| Exercise material |
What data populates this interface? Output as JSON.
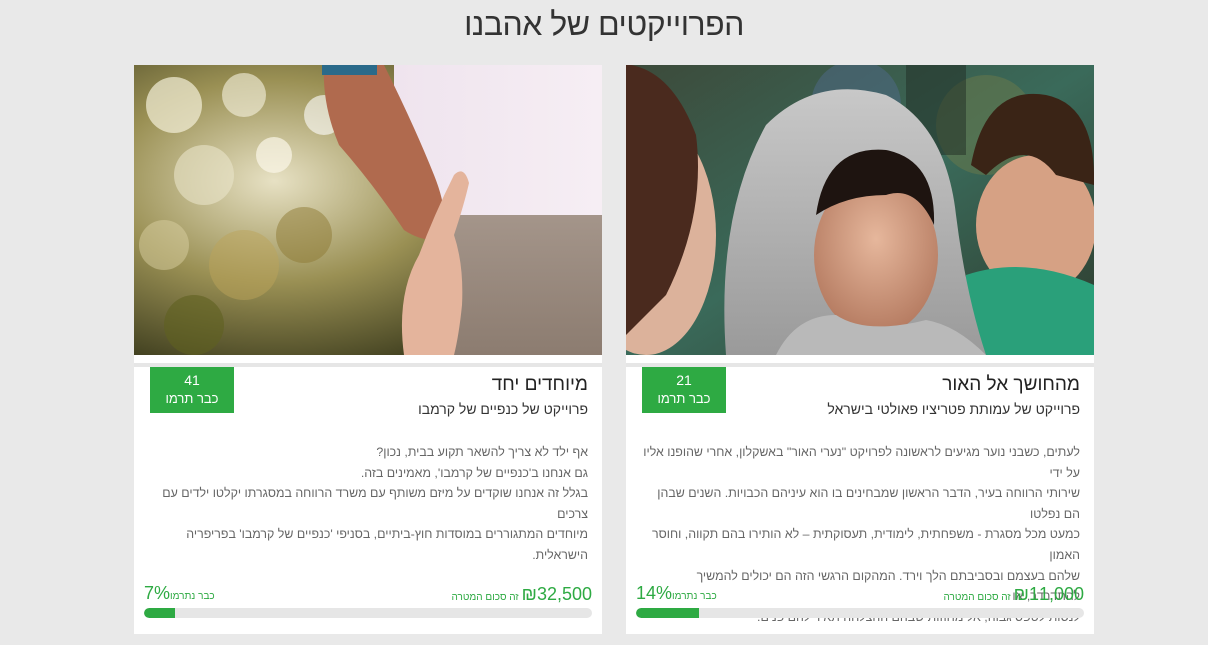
{
  "section": {
    "title": "הפרוייקטים של אהבנו"
  },
  "colors": {
    "accent": "#2eaa43",
    "background": "#e9e9e9",
    "card": "#ffffff",
    "progress_track": "#e6e6e6"
  },
  "projects": [
    {
      "title": "מהחושך אל האור",
      "subtitle": "פרוייקט של עמותת פטריציו פאולטי בישראל",
      "donors_count": "21",
      "donors_label": "כבר תרמו",
      "description": [
        "לעתים, כשבני נוער מגיעים לראשונה לפרויקט \"נערי האור\" באשקלון, אחרי שהופנו אליו על ידי",
        "שירותי הרווחה בעיר, הדבר הראשון שמבחינים בו הוא עיניהם הכבויות. השנים שבהן הם נפלטו",
        "כמעט מכל מסגרת - משפחתית, לימודית, תעסוקתית – לא הותירו בהם תקווה, וחוסר האמון",
        "שלהם בעצמם ובסביבתם הלך וירד. המהקום הרגשי הזה הם יכולים להמשיך להתדרדר, או",
        "לנסות לטפס גבוה, אל מחוזות שבהם ההצלחה תאיר להם פנים."
      ],
      "amount": "₪11,000",
      "amount_label": "זה סכום המטרה",
      "percent_text": "14%",
      "percent_label": "כבר נתרמו",
      "progress_fraction": 0.14,
      "image_icon": "teen-hoodie-photo"
    },
    {
      "title": "מיוחדים יחד",
      "subtitle": "פרוייקט של כנפיים של קרמבו",
      "donors_count": "41",
      "donors_label": "כבר תרמו",
      "description": [
        "אף ילד לא צריך להשאר תקוע בבית, נכון?",
        "גם אנחנו ב'כנפיים של קרמבו', מאמינים בזה.",
        "בגלל זה אנחנו שוקדים על מיזם משותף עם משרד הרווחה במסגרתו יקלטו ילדים עם צרכים",
        "מיוחדים המתגוררים במוסדות חוץ-ביתיים, בסניפי 'כנפיים של קרמבו' בפריפריה הישראלית."
      ],
      "amount": "₪32,500",
      "amount_label": "זה סכום המטרה",
      "percent_text": "7%",
      "percent_label": "כבר נתרמו",
      "progress_fraction": 0.07,
      "image_icon": "hands-reaching-photo"
    }
  ]
}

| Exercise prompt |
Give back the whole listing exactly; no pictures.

| Result of the task |
What data populates this interface? Output as JSON.
{
  "section": {
    "title": "הפרוייקטים של אהבנו"
  },
  "colors": {
    "accent": "#2eaa43",
    "background": "#e9e9e9",
    "card": "#ffffff",
    "progress_track": "#e6e6e6"
  },
  "projects": [
    {
      "title": "מהחושך אל האור",
      "subtitle": "פרוייקט של עמותת פטריציו פאולטי בישראל",
      "donors_count": "21",
      "donors_label": "כבר תרמו",
      "description": [
        "לעתים, כשבני נוער מגיעים לראשונה לפרויקט \"נערי האור\" באשקלון, אחרי שהופנו אליו על ידי",
        "שירותי הרווחה בעיר, הדבר הראשון שמבחינים בו הוא עיניהם הכבויות. השנים שבהן הם נפלטו",
        "כמעט מכל מסגרת - משפחתית, לימודית, תעסוקתית – לא הותירו בהם תקווה, וחוסר האמון",
        "שלהם בעצמם ובסביבתם הלך וירד. המהקום הרגשי הזה הם יכולים להמשיך להתדרדר, או",
        "לנסות לטפס גבוה, אל מחוזות שבהם ההצלחה תאיר להם פנים."
      ],
      "amount": "₪11,000",
      "amount_label": "זה סכום המטרה",
      "percent_text": "14%",
      "percent_label": "כבר נתרמו",
      "progress_fraction": 0.14,
      "image_icon": "teen-hoodie-photo"
    },
    {
      "title": "מיוחדים יחד",
      "subtitle": "פרוייקט של כנפיים של קרמבו",
      "donors_count": "41",
      "donors_label": "כבר תרמו",
      "description": [
        "אף ילד לא צריך להשאר תקוע בבית, נכון?",
        "גם אנחנו ב'כנפיים של קרמבו', מאמינים בזה.",
        "בגלל זה אנחנו שוקדים על מיזם משותף עם משרד הרווחה במסגרתו יקלטו ילדים עם צרכים",
        "מיוחדים המתגוררים במוסדות חוץ-ביתיים, בסניפי 'כנפיים של קרמבו' בפריפריה הישראלית."
      ],
      "amount": "₪32,500",
      "amount_label": "זה סכום המטרה",
      "percent_text": "7%",
      "percent_label": "כבר נתרמו",
      "progress_fraction": 0.07,
      "image_icon": "hands-reaching-photo"
    }
  ]
}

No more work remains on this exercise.